“She read Stephen Duck‘s The Thresher’s Labour (1730) and in response to his apparent disdain for labouring-class women, wrote the 246-line poem for which she is mainly remembered, The Woman’s Labour: an Epistle to Mr Stephen Duck. In this piece she catalogues the daily tasks of a working woman, both outside the home and, at the end of the day, within the home as well:
‘You sup, and go to Bed without delay, And rest yourselves till the ensuing Day; While we, alas! but little Sleep can have…'”
I had never heard of box pews until I started writing the Lively St. Lemeston series! However, they were much more common in England during the Regency than bench-style pews. Wikipedia explains:
“Box pews provided privacy and allowed the family to sit together. In the 17th century they could include windows, curtains, tables and even fireplaces, and were treated as personal property that could be willed to legatees. Sometimes the paneling was so high it was difficult to see out, and the privacy was used as a cover for non-devotional activity….By the eighteenth century it became normal to install formal box pews instead of random personal constructions. This provided a more classic line to the church, although Sir Christopher Wren objected to pews in his churches. With the mid-19th century church reforms, box pews were generally swept away and replaced by bench pews. However a number of examples still remain in various churches throughout the United Kingdom.”
Note that part of the church reforms involved changing how clergymen were paid—fees from renting pews provided a good chunk of their salaries previously, so they resisted replacing them with more efficient seating.

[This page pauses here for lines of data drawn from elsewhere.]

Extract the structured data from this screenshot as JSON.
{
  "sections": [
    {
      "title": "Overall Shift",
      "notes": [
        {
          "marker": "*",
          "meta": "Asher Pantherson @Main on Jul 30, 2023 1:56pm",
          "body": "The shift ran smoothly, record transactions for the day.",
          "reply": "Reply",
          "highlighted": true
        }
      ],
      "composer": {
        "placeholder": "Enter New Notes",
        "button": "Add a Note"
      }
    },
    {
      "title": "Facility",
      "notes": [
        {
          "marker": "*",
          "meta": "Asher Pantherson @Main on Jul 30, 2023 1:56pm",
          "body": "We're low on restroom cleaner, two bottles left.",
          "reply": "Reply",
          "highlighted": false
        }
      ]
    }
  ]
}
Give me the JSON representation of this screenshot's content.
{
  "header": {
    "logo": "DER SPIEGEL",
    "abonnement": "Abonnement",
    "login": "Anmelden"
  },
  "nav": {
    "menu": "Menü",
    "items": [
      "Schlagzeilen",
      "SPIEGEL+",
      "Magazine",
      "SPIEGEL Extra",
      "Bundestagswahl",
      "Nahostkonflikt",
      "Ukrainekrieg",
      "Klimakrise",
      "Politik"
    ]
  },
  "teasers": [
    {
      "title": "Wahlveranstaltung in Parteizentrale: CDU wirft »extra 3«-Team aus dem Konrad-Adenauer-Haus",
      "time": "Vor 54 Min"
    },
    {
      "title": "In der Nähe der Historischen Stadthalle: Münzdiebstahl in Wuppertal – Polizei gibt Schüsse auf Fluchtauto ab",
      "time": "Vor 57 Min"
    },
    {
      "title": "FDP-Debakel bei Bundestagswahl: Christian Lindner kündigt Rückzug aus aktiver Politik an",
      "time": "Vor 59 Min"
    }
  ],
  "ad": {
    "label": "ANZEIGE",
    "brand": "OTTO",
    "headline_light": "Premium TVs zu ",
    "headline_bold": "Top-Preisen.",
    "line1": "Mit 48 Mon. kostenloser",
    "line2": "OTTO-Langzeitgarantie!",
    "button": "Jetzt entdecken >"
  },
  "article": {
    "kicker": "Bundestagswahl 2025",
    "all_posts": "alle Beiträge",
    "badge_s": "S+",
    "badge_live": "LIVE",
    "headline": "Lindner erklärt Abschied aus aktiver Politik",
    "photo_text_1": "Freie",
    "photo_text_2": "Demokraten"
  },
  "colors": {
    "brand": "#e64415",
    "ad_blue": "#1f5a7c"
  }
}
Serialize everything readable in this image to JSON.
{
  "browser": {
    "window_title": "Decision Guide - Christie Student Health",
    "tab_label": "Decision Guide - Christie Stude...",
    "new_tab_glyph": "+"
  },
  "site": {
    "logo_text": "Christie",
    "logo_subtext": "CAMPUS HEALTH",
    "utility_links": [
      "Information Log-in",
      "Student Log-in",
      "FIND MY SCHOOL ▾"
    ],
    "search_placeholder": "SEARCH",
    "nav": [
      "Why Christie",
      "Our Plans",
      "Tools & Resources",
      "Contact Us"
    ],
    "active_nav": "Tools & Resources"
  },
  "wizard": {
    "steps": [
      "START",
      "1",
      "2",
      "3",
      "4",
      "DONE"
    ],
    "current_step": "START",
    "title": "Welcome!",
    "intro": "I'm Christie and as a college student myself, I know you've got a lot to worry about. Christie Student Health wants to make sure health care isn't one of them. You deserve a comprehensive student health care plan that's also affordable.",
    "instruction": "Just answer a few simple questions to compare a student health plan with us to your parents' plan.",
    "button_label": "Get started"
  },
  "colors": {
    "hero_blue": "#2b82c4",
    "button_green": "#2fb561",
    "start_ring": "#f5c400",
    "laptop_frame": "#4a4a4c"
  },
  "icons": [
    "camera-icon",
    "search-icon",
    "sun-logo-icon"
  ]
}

What it says on the tin. This journalist’s name kept coming up in my research on early Alexander Hamilton-related US politics (he leaked the original Reynolds documents that led to Hamilton writing the notorious pamphlet, his prosecution for libel by Adams was a major campaign issue in the 1800 presidential election, and he also broke the Sally Hemings story).
I then found out that he conveniently died right around the time Alexander Hamilton would have subpoenaed him to testify against Jefferson in a prominent libel case…